=== Your task ===
Each entry has to be copied exactly, with nothing missed.

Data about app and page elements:
==========

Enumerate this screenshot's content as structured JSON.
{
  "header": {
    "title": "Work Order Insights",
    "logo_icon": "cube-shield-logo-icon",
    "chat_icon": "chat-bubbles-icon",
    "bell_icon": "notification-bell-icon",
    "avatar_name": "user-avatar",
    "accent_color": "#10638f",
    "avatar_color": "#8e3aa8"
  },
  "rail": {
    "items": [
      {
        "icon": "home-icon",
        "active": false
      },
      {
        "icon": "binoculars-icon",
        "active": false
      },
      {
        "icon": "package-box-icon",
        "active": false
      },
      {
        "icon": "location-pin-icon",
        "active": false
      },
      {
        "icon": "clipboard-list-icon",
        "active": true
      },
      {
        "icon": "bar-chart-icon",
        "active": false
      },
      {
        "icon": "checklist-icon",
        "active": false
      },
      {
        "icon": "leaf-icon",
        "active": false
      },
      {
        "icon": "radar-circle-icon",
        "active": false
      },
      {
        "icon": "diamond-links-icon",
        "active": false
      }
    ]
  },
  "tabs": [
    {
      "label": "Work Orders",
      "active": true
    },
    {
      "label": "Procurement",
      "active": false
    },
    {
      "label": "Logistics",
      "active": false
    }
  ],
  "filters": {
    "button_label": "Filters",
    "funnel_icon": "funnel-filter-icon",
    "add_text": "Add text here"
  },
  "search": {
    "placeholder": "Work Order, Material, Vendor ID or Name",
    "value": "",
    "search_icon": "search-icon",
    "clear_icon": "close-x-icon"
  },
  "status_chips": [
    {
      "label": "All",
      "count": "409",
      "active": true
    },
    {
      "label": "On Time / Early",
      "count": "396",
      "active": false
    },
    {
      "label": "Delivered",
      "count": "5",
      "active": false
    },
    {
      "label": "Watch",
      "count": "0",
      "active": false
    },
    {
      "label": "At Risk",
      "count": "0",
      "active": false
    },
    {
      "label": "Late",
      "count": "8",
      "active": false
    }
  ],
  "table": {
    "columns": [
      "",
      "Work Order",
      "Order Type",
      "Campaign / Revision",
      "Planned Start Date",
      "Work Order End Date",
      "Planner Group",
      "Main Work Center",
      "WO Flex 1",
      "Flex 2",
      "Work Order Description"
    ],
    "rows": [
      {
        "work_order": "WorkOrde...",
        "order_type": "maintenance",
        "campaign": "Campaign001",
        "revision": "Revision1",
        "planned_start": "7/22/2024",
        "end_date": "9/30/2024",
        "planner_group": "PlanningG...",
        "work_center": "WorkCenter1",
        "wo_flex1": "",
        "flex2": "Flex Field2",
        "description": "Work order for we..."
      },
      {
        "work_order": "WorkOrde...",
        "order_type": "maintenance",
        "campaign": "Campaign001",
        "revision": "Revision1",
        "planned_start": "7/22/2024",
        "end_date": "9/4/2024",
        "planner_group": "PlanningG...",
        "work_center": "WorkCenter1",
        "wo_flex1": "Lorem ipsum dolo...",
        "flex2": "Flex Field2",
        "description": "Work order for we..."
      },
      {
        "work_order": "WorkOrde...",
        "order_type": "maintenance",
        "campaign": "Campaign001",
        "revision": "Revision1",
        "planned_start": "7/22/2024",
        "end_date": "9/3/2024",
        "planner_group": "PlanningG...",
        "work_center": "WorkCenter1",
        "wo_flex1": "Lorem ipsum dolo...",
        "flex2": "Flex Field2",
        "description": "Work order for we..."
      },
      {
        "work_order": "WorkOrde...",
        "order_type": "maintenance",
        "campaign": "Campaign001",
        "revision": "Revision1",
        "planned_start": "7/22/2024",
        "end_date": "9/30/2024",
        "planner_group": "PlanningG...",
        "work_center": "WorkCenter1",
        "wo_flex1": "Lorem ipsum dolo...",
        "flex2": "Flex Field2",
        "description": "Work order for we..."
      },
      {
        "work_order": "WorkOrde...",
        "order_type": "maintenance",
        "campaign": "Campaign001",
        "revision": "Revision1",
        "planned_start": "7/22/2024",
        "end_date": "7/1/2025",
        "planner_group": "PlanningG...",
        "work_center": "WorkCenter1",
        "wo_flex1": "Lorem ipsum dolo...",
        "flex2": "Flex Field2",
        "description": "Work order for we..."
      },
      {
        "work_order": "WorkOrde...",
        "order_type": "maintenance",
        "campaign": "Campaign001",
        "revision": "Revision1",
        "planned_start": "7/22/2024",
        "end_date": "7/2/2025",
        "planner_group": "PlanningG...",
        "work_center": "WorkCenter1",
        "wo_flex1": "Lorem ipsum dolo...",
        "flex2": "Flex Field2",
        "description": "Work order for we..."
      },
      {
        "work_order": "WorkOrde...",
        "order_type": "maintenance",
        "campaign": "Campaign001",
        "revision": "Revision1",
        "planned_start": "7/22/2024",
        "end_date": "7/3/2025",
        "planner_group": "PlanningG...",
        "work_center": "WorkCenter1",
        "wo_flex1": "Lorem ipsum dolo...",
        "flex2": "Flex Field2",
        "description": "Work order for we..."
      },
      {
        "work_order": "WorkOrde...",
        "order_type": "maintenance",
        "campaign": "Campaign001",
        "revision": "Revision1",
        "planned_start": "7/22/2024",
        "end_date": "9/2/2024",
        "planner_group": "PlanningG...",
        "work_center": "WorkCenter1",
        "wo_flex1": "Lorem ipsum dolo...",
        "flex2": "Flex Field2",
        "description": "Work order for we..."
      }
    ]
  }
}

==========

=== Task response ===
Enumerate this screenshot's content as structured JSON.
{
  "header": {
    "title": "Work Order Insights",
    "logo_icon": "cube-shield-logo-icon",
    "chat_icon": "chat-bubbles-icon",
    "bell_icon": "notification-bell-icon",
    "avatar_name": "user-avatar",
    "accent_color": "#10638f",
    "avatar_color": "#8e3aa8"
  },
  "rail": {
    "items": [
      {
        "icon": "home-icon",
        "active": false
      },
      {
        "icon": "binoculars-icon",
        "active": false
      },
      {
        "icon": "package-box-icon",
        "active": false
      },
      {
        "icon": "location-pin-icon",
        "active": false
      },
      {
        "icon": "clipboard-list-icon",
        "active": true
      },
      {
        "icon": "bar-chart-icon",
        "active": false
      },
      {
        "icon": "checklist-icon",
        "active": false
      },
      {
        "icon": "leaf-icon",
        "active": false
      },
      {
        "icon": "radar-circle-icon",
        "active": false
      },
      {
        "icon": "diamond-links-icon",
        "active": false
      }
    ]
  },
  "tabs": [
    {
      "label": "Work Orders",
      "active": true
    },
    {
      "label": "Procurement",
      "active": false
    },
    {
      "label": "Logistics",
      "active": false
    }
  ],
  "filters": {
    "button_label": "Filters",
    "funnel_icon": "funnel-filter-icon",
    "add_text": "Add text here"
  },
  "search": {
    "placeholder": "Work Order, Material, Vendor ID or Name",
    "value": "",
    "search_icon": "search-icon",
    "clear_icon": "close-x-icon"
  },
  "status_chips": [
    {
      "label": "All",
      "count": "409",
      "active": true
    },
    {
      "label": "On Time / Early",
      "count": "396",
      "active": false
    },
    {
      "label": "Delivered",
      "count": "5",
      "active": false
    },
    {
      "label": "Watch",
      "count": "0",
      "active": false
    },
    {
      "label": "At Risk",
      "count": "0",
      "active": false
    },
    {
      "label": "Late",
      "count": "8",
      "active": false
    }
  ],
  "table": {
    "columns": [
      "",
      "Work Order",
      "Order Type",
      "Campaign / Revision",
      "Planned Start Date",
      "Work Order End Date",
      "Planner Group",
      "Main Work Center",
      "WO Flex 1",
      "Flex 2",
      "Work Order Description"
    ],
    "rows": [
      {
        "work_order": "WorkOrde...",
        "order_type": "maintenance",
        "campaign": "Campaign001",
        "revision": "Revision1",
        "planned_start": "7/22/2024",
        "end_date": "9/30/2024",
        "planner_group": "PlanningG...",
        "work_center": "WorkCenter1",
        "wo_flex1": "",
        "flex2": "Flex Field2",
        "description": "Work order for we..."
      },
      {
        "work_order": "WorkOrde...",
        "order_type": "maintenance",
        "campaign": "Campaign001",
        "revision": "Revision1",
        "planned_start": "7/22/2024",
        "end_date": "9/4/2024",
        "planner_group": "PlanningG...",
        "work_center": "WorkCenter1",
        "wo_flex1": "Lorem ipsum dolo...",
        "flex2": "Flex Field2",
        "description": "Work order for we..."
      },
      {
        "work_order": "WorkOrde...",
        "order_type": "maintenance",
        "campaign": "Campaign001",
        "revision": "Revision1",
        "planned_start": "7/22/2024",
        "end_date": "9/3/2024",
        "planner_group": "PlanningG...",
        "work_center": "WorkCenter1",
        "wo_flex1": "Lorem ipsum dolo...",
        "flex2": "Flex Field2",
        "description": "Work order for we..."
      },
      {
        "work_order": "WorkOrde...",
        "order_type": "maintenance",
        "campaign": "Campaign001",
        "revision": "Revision1",
        "planned_start": "7/22/2024",
        "end_date": "9/30/2024",
        "planner_group": "PlanningG...",
        "work_center": "WorkCenter1",
        "wo_flex1": "Lorem ipsum dolo...",
        "flex2": "Flex Field2",
        "description": "Work order for we..."
      },
      {
        "work_order": "WorkOrde...",
        "order_type": "maintenance",
        "campaign": "Campaign001",
        "revision": "Revision1",
        "planned_start": "7/22/2024",
        "end_date": "7/1/2025",
        "planner_group": "PlanningG...",
        "work_center": "WorkCenter1",
        "wo_flex1": "Lorem ipsum dolo...",
        "flex2": "Flex Field2",
        "description": "Work order for we..."
      },
      {
        "work_order": "WorkOrde...",
        "order_type": "maintenance",
        "campaign": "Campaign001",
        "revision": "Revision1",
        "planned_start": "7/22/2024",
        "end_date": "7/2/2025",
        "planner_group": "PlanningG...",
        "work_center": "WorkCenter1",
        "wo_flex1": "Lorem ipsum dolo...",
        "flex2": "Flex Field2",
        "description": "Work order for we..."
      },
      {
        "work_order": "WorkOrde...",
        "order_type": "maintenance",
        "campaign": "Campaign001",
        "revision": "Revision1",
        "planned_start": "7/22/2024",
        "end_date": "7/3/2025",
        "planner_group": "PlanningG...",
        "work_center": "WorkCenter1",
        "wo_flex1": "Lorem ipsum dolo...",
        "flex2": "Flex Field2",
        "description": "Work order for we..."
      },
      {
        "work_order": "WorkOrde...",
        "order_type": "maintenance",
        "campaign": "Campaign001",
        "revision": "Revision1",
        "planned_start": "7/22/2024",
        "end_date": "9/2/2024",
        "planner_group": "PlanningG...",
        "work_center": "WorkCenter1",
        "wo_flex1": "Lorem ipsum dolo...",
        "flex2": "Flex Field2",
        "description": "Work order for we..."
      }
    ]
  }
}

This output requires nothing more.